Most competition judges have an oft-repeated mantra. Eddie Hyde came clean right at the start about his: the best images are the simplest ones, pictures that are no more complicated than they need be. As we soon realised, this is what drove his judging. During the course of the evening he gave so much good advice that we didn’t notice we were running out of time. Heavy vignettes seemed to be very popular with entrants this time – just a bit too heavy in most cases: less sometimes is more!

The Level 1 winnerwas Kevin Brookes, with his ‘Barn Owl’ image. The judge felt this was ‘beautifully simple, very strong and very striking’. He loved the fact that it was ‘lovely and sharp’ and had ‘fantastic catch lights in the eyes’. 


Kevin Brookes said this about his winning entry:

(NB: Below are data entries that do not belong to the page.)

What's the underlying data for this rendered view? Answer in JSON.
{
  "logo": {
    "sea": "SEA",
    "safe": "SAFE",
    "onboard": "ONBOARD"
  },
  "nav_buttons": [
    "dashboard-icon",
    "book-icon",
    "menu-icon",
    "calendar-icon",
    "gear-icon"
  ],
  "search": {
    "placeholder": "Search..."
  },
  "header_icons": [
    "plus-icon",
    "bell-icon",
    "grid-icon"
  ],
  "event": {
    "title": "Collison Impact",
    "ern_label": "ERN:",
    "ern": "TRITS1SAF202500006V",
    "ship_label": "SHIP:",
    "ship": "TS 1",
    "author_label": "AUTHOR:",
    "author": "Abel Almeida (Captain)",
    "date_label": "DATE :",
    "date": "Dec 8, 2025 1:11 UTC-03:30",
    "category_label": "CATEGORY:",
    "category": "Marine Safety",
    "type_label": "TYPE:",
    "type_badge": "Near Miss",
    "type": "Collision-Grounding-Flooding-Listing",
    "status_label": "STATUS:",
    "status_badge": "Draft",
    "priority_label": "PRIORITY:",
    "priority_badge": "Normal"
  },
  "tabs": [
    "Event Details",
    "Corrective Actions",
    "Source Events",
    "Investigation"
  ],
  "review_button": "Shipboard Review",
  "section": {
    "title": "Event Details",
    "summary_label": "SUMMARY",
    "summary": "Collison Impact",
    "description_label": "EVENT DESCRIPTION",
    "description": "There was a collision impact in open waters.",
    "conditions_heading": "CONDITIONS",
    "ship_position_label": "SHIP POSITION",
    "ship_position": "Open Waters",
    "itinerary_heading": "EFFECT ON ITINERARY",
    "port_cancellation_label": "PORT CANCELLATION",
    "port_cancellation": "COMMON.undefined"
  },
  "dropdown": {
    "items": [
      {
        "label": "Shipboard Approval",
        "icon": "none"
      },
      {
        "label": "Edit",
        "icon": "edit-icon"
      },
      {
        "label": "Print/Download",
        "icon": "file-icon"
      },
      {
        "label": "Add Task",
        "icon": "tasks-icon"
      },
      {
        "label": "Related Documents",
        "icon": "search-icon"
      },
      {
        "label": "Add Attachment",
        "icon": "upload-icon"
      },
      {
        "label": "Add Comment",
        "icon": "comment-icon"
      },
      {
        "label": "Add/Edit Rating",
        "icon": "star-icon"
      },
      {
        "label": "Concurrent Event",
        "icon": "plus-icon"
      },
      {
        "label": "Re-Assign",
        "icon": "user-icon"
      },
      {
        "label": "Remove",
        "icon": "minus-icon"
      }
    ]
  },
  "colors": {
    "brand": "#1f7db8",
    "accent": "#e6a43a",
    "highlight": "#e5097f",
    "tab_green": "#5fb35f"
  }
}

I took this photograph during a visit to a falconry centre about five years ago, since when it has sat in my computer. Despite several revisits I could never quite get the picture that I felt was there. Having not entered a monochrome competition since last March, and feeling a little left out, I decided to experiment converting the Barn Owl into a B&W picture.
The original photo was shot with a Canon 400D with kit lens, exposure: f6.7 at 1/180sec; ISO 400.
The conversion to B&W was carried out in Photoshop Elements. It was heavily cropped and there was some tinkering with the lighting controls, (I cannot remember what, simply played with sliders until I was happy with the result). It was just an experiment. Submitted in hope.
On the night It was eventually up against three very good landscapes, and I was stunned when it was given top spot. I am now going through my collection with renewed enthusiasm to see if I have any more pictures worth ‘experimenting’ with.
I don’t have any particular favourite subjects but I am drawn toward landscapes and animals, (providing they stay in frame long enough).

The Level 2 winner was Graham Simms, with his ‘Lakeland Fence’ image. The judge especially liked the ‘lovely moody sky… acting as a frame to the fence’. He felt this was a ‘nice and simple’ image – a ‘very effective piece of landscape photography’. 


Graham Simms said this about his winning entry:

I liked the graphics of the fence jutting into the lake, particularly with the side lighting. It was in November at about midday; the sun was not particularly high. I was set up in the lake, in about 2 feet of water, to get the perspective I was after.

It was taken on a Nikon D7500 with a 16-80 at 20mm, f/16, ISO 100 and 6.0 secs, with a little stopper (6 stops) to remove any distraction of small waves on the surface and to get some movement in the clouds.

The image was post processed in LR to crop (cropped about 25% from the left. The right not cropped) and I put a gradient on the top half to darken the clouds and hill. It was than ‘refined’ using Silver Efex 2 to bring out the detail in the fence rails and dry stone wall by sharpening using control points.

I don’t really have a favourite subject but tend to stick to landscapes as you are less likely to offend people, which is my worry with street photography, which I would like to do much more of.